Action item:
Your answer consists of the lines in the data that contain "Content". Copy each of them.

-- Exercise data follows --

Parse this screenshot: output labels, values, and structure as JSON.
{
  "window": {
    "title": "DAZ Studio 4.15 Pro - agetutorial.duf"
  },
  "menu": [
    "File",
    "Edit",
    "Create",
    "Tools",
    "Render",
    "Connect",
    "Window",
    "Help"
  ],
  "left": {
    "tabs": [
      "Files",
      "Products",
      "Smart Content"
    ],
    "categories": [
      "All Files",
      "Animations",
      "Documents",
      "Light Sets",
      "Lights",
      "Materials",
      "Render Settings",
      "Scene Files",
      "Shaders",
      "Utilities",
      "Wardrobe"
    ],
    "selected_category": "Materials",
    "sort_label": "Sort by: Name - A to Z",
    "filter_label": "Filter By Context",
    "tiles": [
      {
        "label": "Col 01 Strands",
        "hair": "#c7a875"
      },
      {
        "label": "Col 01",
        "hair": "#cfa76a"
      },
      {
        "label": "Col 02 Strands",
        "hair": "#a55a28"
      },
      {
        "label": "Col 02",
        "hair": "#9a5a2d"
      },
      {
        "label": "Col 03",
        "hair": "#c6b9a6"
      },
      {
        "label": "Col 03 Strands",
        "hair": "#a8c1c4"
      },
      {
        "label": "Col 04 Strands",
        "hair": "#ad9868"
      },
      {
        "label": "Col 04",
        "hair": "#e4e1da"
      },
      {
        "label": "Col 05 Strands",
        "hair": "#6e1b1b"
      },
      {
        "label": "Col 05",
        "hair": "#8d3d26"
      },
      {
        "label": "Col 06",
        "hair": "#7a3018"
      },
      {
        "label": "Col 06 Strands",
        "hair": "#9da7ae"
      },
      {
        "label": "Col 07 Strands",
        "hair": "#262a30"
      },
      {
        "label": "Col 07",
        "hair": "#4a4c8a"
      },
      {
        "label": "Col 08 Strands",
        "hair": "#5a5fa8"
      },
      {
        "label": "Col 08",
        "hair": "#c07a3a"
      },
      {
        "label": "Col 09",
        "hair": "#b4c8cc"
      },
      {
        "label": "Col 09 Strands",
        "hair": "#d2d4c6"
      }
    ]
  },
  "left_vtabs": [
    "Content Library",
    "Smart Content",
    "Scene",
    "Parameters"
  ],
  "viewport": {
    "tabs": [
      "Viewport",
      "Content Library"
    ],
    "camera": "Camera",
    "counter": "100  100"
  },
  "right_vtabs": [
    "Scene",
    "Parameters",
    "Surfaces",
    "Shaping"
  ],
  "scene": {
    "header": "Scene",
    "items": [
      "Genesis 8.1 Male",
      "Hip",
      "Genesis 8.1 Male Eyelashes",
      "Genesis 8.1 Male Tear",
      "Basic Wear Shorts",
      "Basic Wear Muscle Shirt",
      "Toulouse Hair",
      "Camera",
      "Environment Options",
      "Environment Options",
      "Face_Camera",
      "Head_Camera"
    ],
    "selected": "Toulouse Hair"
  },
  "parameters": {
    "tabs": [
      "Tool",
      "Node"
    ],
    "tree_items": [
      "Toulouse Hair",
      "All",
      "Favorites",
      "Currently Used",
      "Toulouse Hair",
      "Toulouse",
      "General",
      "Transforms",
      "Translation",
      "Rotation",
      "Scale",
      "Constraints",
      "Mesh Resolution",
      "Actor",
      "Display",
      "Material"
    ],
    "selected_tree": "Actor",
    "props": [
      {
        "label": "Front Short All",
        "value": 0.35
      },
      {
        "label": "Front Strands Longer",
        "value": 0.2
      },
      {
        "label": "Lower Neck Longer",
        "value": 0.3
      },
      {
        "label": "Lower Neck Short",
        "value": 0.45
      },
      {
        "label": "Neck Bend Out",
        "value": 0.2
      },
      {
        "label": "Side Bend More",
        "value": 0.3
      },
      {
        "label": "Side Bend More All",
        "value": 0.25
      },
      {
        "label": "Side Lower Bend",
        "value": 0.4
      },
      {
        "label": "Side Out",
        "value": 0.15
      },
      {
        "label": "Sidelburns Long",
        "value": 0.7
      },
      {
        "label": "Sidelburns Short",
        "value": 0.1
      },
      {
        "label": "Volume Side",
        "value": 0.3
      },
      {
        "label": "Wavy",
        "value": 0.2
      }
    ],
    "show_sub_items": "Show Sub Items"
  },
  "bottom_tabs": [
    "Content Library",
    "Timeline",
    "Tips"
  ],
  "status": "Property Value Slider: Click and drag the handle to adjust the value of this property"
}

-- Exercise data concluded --

Exercise response:
      "Smart Content"
    "Content Library",
    "Smart Content",
      "Content Library"
    "Content Library",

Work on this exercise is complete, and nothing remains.